[Directions for this task] What is the number of lines in the data that contain "title"? Nothing besides that number, please.

BEGIN Records shown

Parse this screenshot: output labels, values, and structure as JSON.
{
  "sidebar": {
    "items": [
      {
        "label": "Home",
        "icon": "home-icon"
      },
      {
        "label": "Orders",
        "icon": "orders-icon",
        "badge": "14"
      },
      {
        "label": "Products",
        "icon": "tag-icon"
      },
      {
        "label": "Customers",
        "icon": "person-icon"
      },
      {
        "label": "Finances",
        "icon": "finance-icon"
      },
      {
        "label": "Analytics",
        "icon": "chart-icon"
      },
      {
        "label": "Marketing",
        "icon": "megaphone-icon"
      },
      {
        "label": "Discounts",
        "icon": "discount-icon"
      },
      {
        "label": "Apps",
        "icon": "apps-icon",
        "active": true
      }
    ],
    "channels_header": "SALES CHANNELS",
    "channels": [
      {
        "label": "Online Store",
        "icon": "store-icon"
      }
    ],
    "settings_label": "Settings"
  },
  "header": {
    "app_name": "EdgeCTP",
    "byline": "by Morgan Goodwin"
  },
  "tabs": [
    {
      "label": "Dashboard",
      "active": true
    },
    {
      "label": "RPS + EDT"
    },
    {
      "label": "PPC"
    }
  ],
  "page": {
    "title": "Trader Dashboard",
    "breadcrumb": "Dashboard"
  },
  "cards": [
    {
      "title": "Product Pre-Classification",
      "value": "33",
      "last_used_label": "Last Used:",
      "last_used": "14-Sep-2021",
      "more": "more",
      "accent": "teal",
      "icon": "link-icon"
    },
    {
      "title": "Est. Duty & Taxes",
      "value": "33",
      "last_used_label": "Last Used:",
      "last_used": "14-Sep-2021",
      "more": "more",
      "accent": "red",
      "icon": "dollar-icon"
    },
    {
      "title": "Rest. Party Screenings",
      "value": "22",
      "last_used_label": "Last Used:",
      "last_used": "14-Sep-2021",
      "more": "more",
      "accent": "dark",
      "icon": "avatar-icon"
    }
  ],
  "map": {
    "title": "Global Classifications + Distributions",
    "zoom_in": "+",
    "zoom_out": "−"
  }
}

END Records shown

[Solution to this task] 5